● Aim of the exercise
Below are records to repeat exactly. Omit the pictures from the copy.

● Supplied material
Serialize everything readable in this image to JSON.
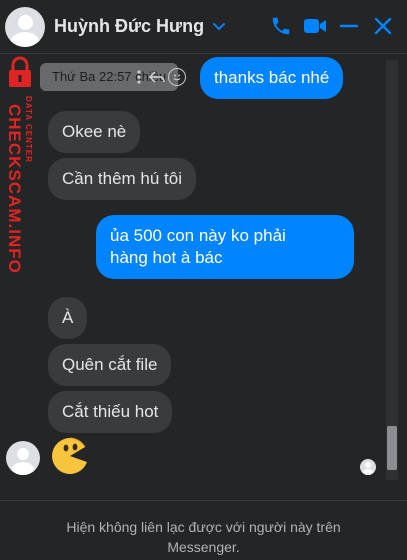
{
  "header": {
    "contact_name": "Huỳnh Đức Hưng",
    "icons": [
      "avatar",
      "chevron-down-icon",
      "phone-icon",
      "video-icon",
      "minimize-icon",
      "close-icon"
    ],
    "accent_color": "#0084ff"
  },
  "messages": {
    "tooltip": "Thứ Ba 22:57 chiều",
    "items": [
      {
        "side": "out",
        "text": "thanks bác nhé"
      },
      {
        "side": "in",
        "text": "Okee nè"
      },
      {
        "side": "in",
        "text": "Cần thêm hú tôi"
      },
      {
        "side": "out",
        "lines": [
          "ủa 500 con này ko phải",
          "hàng hot à bác"
        ]
      },
      {
        "side": "in",
        "text": "À"
      },
      {
        "side": "in",
        "text": "Quên cắt file"
      },
      {
        "side": "in",
        "text": "Cắt thiếu hot"
      },
      {
        "side": "in",
        "sticker": "pacman-sticker"
      }
    ]
  },
  "footer": {
    "notice_line1": "Hiện không liên lạc được với người này trên",
    "notice_line2": "Messenger."
  },
  "watermark": {
    "text": "CHECKSCAM.INFO",
    "subtext": "DATA CENTER"
  }
}
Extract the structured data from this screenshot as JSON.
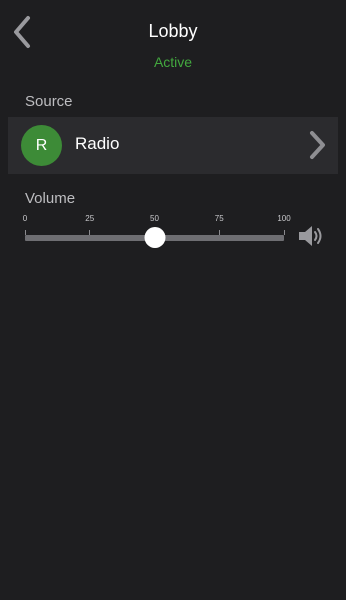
{
  "header": {
    "title": "Lobby",
    "status": "Active",
    "back_icon": "chevron-left-icon"
  },
  "source": {
    "section_label": "Source",
    "avatar_letter": "R",
    "name": "Radio",
    "chevron_icon": "chevron-right-icon"
  },
  "volume": {
    "section_label": "Volume",
    "tick_labels": [
      "0",
      "25",
      "50",
      "75",
      "100"
    ],
    "min": 0,
    "max": 100,
    "value": 50,
    "speaker_icon": "speaker-icon"
  },
  "colors": {
    "background": "#1e1e20",
    "row_background": "#2b2b2e",
    "accent_green": "#43a83f",
    "avatar_green": "#3d8b37",
    "label_gray": "#bdbdc0",
    "track_gray": "#6e6e72"
  }
}
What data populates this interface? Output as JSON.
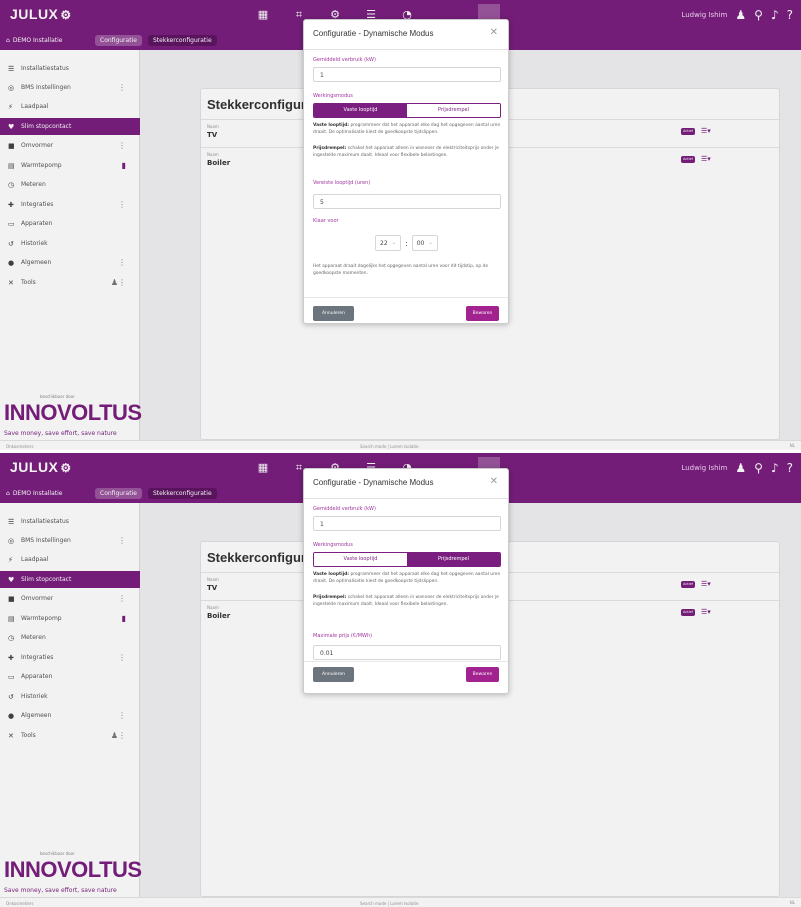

● Solution to this task
Serialize everything readable in this image to JSON.
{
  "header": {
    "contact_name": "Huỳnh Đức Hưng",
    "icons": [
      "avatar",
      "chevron-down-icon",
      "phone-icon",
      "video-icon",
      "minimize-icon",
      "close-icon"
    ],
    "accent_color": "#0084ff"
  },
  "messages": {
    "tooltip": "Thứ Ba 22:57 chiều",
    "items": [
      {
        "side": "out",
        "text": "thanks bác nhé"
      },
      {
        "side": "in",
        "text": "Okee nè"
      },
      {
        "side": "in",
        "text": "Cần thêm hú tôi"
      },
      {
        "side": "out",
        "lines": [
          "ủa 500 con này ko phải",
          "hàng hot à bác"
        ]
      },
      {
        "side": "in",
        "text": "À"
      },
      {
        "side": "in",
        "text": "Quên cắt file"
      },
      {
        "side": "in",
        "text": "Cắt thiếu hot"
      },
      {
        "side": "in",
        "sticker": "pacman-sticker"
      }
    ]
  },
  "footer": {
    "notice_line1": "Hiện không liên lạc được với người này trên",
    "notice_line2": "Messenger."
  },
  "watermark": {
    "text": "CHECKSCAM.INFO",
    "subtext": "DATA CENTER"
  }
}
Extract the structured data from this screenshot as JSON.
{
  "header": {
    "title": "Lobby",
    "status": "Active",
    "back_icon": "chevron-left-icon"
  },
  "source": {
    "section_label": "Source",
    "avatar_letter": "R",
    "name": "Radio",
    "chevron_icon": "chevron-right-icon"
  },
  "volume": {
    "section_label": "Volume",
    "tick_labels": [
      "0",
      "25",
      "50",
      "75",
      "100"
    ],
    "min": 0,
    "max": 100,
    "value": 50,
    "speaker_icon": "speaker-icon"
  },
  "colors": {
    "background": "#1e1e20",
    "row_background": "#2b2b2e",
    "accent_green": "#43a83f",
    "avatar_green": "#3d8b37",
    "label_gray": "#bdbdc0",
    "track_gray": "#6e6e72"
  }
}
What data populates this interface? Output as JSON.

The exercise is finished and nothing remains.